### [Requirement]
Please set down every entry from the listing below, word for word.

** Opening Exercise material block **

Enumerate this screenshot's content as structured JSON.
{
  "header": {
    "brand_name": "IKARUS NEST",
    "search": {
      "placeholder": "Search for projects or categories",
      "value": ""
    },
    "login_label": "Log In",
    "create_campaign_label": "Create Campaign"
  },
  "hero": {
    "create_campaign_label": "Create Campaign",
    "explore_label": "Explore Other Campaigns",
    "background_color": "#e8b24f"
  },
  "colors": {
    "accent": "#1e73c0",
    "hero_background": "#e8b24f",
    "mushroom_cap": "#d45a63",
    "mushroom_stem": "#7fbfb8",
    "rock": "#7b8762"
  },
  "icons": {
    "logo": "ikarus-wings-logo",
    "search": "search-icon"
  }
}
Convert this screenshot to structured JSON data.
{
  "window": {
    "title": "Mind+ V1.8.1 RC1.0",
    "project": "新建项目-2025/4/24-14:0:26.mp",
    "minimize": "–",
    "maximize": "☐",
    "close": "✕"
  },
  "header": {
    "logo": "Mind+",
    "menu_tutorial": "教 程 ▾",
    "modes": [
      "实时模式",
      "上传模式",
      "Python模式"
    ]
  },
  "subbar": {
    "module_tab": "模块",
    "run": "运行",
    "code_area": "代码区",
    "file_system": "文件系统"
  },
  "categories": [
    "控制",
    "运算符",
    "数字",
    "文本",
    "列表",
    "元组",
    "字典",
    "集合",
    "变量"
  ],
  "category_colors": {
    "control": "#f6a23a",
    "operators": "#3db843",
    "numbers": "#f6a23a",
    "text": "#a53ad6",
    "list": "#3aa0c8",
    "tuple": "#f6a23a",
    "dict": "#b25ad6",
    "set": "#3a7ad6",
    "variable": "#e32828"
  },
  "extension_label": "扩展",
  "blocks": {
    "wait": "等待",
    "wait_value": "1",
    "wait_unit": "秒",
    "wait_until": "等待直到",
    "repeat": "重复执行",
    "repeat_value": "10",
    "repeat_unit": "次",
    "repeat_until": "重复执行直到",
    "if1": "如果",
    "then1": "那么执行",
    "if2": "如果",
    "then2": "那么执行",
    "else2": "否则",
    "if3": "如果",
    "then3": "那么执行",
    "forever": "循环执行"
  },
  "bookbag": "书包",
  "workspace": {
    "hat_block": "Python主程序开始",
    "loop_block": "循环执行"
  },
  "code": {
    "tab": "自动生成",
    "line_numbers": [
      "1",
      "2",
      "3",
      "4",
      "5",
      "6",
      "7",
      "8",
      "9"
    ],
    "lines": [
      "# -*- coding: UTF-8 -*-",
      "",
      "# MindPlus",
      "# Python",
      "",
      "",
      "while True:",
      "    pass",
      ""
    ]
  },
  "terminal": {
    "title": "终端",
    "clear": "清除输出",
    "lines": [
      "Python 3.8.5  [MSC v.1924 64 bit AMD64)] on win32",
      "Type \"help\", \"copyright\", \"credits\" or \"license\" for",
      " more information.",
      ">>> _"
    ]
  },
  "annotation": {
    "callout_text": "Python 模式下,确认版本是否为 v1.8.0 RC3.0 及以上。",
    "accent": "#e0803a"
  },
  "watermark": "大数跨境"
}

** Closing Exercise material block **

### [Solution for this exercise]
Enumerate this screenshot's content as structured JSON.
{
  "header": {
    "brand_name": "IKARUS NEST",
    "search": {
      "placeholder": "Search for projects or categories",
      "value": ""
    },
    "login_label": "Log In",
    "create_campaign_label": "Create Campaign"
  },
  "hero": {
    "create_campaign_label": "Create Campaign",
    "explore_label": "Explore Other Campaigns",
    "background_color": "#e8b24f"
  },
  "colors": {
    "accent": "#1e73c0",
    "hero_background": "#e8b24f",
    "mushroom_cap": "#d45a63",
    "mushroom_stem": "#7fbfb8",
    "rock": "#7b8762"
  },
  "icons": {
    "logo": "ikarus-wings-logo",
    "search": "search-icon"
  }
}
Convert this screenshot to structured JSON data.
{
  "window": {
    "title": "Mind+ V1.8.1 RC1.0",
    "project": "新建项目-2025/4/24-14:0:26.mp",
    "minimize": "–",
    "maximize": "☐",
    "close": "✕"
  },
  "header": {
    "logo": "Mind+",
    "menu_tutorial": "教 程 ▾",
    "modes": [
      "实时模式",
      "上传模式",
      "Python模式"
    ]
  },
  "subbar": {
    "module_tab": "模块",
    "run": "运行",
    "code_area": "代码区",
    "file_system": "文件系统"
  },
  "categories": [
    "控制",
    "运算符",
    "数字",
    "文本",
    "列表",
    "元组",
    "字典",
    "集合",
    "变量"
  ],
  "category_colors": {
    "control": "#f6a23a",
    "operators": "#3db843",
    "numbers": "#f6a23a",
    "text": "#a53ad6",
    "list": "#3aa0c8",
    "tuple": "#f6a23a",
    "dict": "#b25ad6",
    "set": "#3a7ad6",
    "variable": "#e32828"
  },
  "extension_label": "扩展",
  "blocks": {
    "wait": "等待",
    "wait_value": "1",
    "wait_unit": "秒",
    "wait_until": "等待直到",
    "repeat": "重复执行",
    "repeat_value": "10",
    "repeat_unit": "次",
    "repeat_until": "重复执行直到",
    "if1": "如果",
    "then1": "那么执行",
    "if2": "如果",
    "then2": "那么执行",
    "else2": "否则",
    "if3": "如果",
    "then3": "那么执行",
    "forever": "循环执行"
  },
  "bookbag": "书包",
  "workspace": {
    "hat_block": "Python主程序开始",
    "loop_block": "循环执行"
  },
  "code": {
    "tab": "自动生成",
    "line_numbers": [
      "1",
      "2",
      "3",
      "4",
      "5",
      "6",
      "7",
      "8",
      "9"
    ],
    "lines": [
      "# -*- coding: UTF-8 -*-",
      "",
      "# MindPlus",
      "# Python",
      "",
      "",
      "while True:",
      "    pass",
      ""
    ]
  },
  "terminal": {
    "title": "终端",
    "clear": "清除输出",
    "lines": [
      "Python 3.8.5  [MSC v.1924 64 bit AMD64)] on win32",
      "Type \"help\", \"copyright\", \"credits\" or \"license\" for",
      " more information.",
      ">>> _"
    ]
  },
  "annotation": {
    "callout_text": "Python 模式下,确认版本是否为 v1.8.0 RC3.0 及以上。",
    "accent": "#e0803a"
  },
  "watermark": "大数跨境"
}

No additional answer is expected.